● PROBLEM: Please give the number of lines in the records below that include "level", with no other output.

● DATA SHOWN:
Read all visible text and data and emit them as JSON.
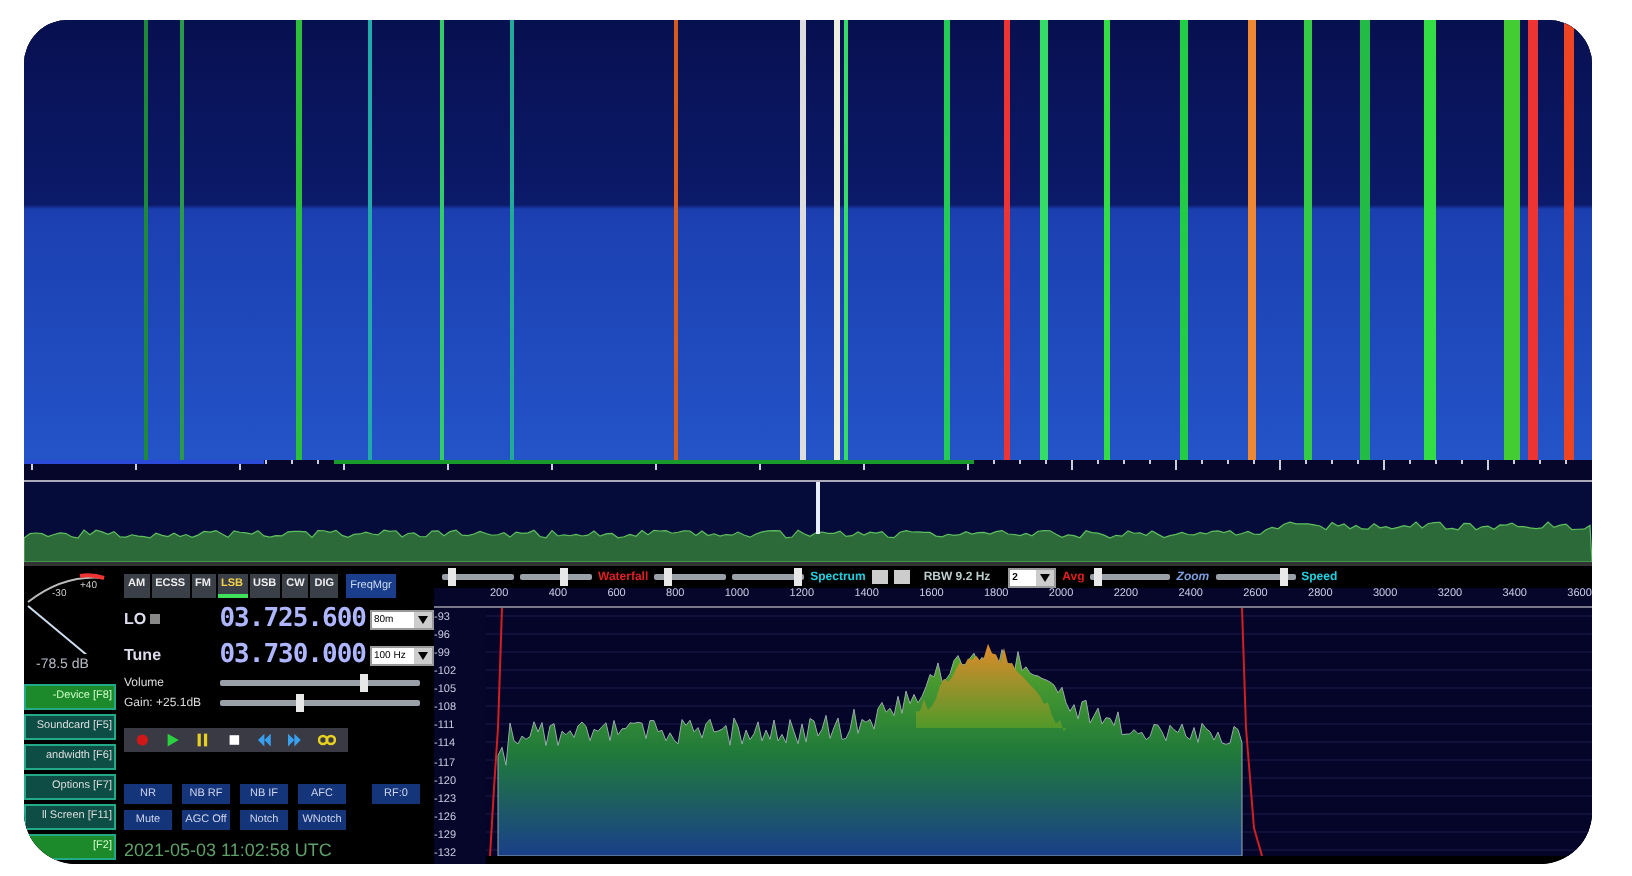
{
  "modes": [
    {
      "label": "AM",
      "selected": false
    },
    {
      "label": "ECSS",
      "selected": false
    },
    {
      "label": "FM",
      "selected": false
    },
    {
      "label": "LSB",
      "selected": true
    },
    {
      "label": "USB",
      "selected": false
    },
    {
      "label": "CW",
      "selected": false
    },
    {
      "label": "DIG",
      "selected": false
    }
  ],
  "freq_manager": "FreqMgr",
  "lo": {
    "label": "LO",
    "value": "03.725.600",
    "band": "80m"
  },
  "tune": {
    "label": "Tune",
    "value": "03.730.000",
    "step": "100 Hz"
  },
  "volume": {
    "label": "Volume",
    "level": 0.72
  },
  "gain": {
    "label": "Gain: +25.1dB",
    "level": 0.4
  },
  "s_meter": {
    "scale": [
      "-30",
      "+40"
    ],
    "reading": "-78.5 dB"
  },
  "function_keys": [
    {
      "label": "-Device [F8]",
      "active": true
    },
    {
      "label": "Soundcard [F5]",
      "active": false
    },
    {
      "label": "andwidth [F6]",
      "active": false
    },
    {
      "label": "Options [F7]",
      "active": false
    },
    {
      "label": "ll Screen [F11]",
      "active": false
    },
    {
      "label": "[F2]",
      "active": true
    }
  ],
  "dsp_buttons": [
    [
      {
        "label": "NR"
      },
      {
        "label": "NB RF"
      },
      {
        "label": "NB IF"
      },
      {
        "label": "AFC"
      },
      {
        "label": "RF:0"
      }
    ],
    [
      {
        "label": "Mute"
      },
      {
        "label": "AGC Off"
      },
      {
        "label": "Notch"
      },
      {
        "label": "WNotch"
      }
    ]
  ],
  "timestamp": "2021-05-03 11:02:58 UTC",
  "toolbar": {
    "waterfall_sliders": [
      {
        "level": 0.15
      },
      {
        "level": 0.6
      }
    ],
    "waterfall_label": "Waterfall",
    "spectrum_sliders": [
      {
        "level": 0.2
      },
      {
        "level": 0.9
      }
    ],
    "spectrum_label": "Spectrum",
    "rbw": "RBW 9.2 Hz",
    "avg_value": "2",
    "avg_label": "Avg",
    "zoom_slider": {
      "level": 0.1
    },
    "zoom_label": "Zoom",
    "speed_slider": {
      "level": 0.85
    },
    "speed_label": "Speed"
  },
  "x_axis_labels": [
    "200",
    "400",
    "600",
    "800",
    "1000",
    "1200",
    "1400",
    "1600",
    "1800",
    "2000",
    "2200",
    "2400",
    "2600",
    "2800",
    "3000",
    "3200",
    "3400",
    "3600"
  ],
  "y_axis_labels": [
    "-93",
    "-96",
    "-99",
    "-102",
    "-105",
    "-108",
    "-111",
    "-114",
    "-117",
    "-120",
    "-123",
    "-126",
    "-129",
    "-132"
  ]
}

● OUTPUT FOR THIS TASK: 8